We live in a rationalist age where everything needs its credibility proven, everything needs to be made real. Very often it is images that achieve this, quite irrespective of whether they are 'real' or imaginary images. The irony is that 'real' images - those artefacts that actually document the external world - can be so much more misleading than the ones we dream in our mind. At least we know the facts and fancies that have fuelled our imaginary images. Not so, however, with an ostensibly real image; it is so much more fraught with problems.
If you weren't there when an image was taken, you really cannot know what truths lie beyond the camera's frame, or how these other truths would affect how you interpret the truth captured in the lens. And even if you were there, it is no less problematic. What if you had arrived earlier, or later? What if you had simply turned around, or dared to walk a little way further to take a photograph? Is there not a likelihood that you might have seen and captured some other information, information that like so much else in this world is conflicting and contradictory?
Images and image-makers bear a huge responsibility in fostering and developing our notion of what sustainable development means. They can either underpin, or undermine what we think we know. This is the mercurial nature of documentary photography, and defines its importance in giving credibility to 'what we know'.
To illustrate my point, pause for a moment on the accompanying image. I could start out by telling you that it is documentary photograph, or suggest to you that it was art directed. I could state that it is quite recent, or suggest to you that it was taken some years ago. I could digress, talk about filters and film, even linger on the technical aspects that may have subtly altered the illusion we see.
As it happens, the photograph is a documentary picture of a Naga Sadhu holy man, a naked ascetic representing one of Hinduism's most revered holy sects. The photograph was taken by Art Wolfe, an individual whom I have previously written about in this publication. Art is a photographer with impeccable credentials and his images bear testimony to a responsible and concerned individual. I was with Art when he took this particular photograph. Of course, I may have given him some art direction in the sense of 'going in close', and we may have chosen this particular man because his face paint was done with the most conviction. But other than these concerns, this is a 'real' image, if you care to believe me.
I selected this image of a Naga Sadhu holy man because his image speaks of a world threatened by industrialisation and globalisation, a world where the most extreme practices at the heart of the world's oldest religions are increasingly out of step with other facets of Indian culture. His image might hardly speak the conventional concerns underpinning the sustainable development debate, but then it is as important to understand the intangible spirit that drives our collective concern for a sustainable future. The debate is not simply about economics.
Feeding that spirit is perhaps the most valuable thing the image-maker can do. Perhaps all else is illusion.
Lewis Blackwell is senior vice-president of Getty Images.
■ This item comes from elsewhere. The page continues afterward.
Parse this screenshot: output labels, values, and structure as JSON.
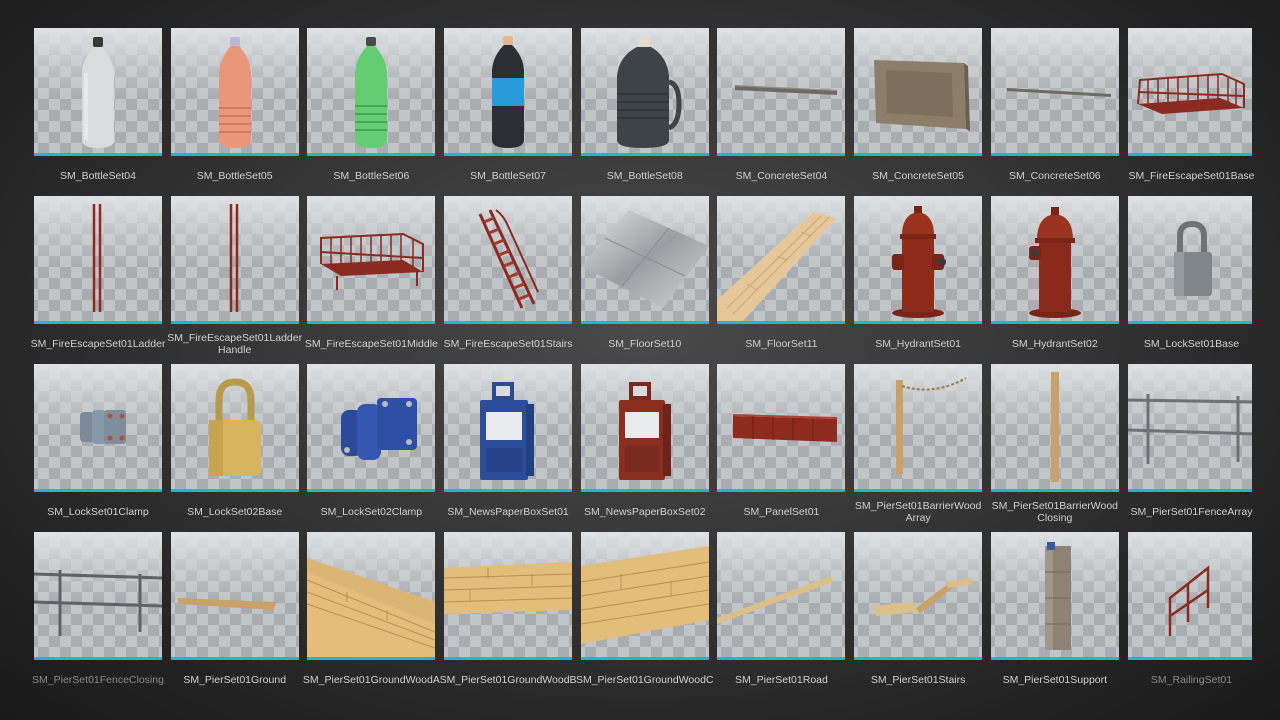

He is the author of several leading books on design and communication, including the End of Print and Edward Fella: Letters on America. His most recent publication, edited with Chris Ashworth, is Soon: the future culture of brands. For more images by Art Wolfe go to gettyimages.com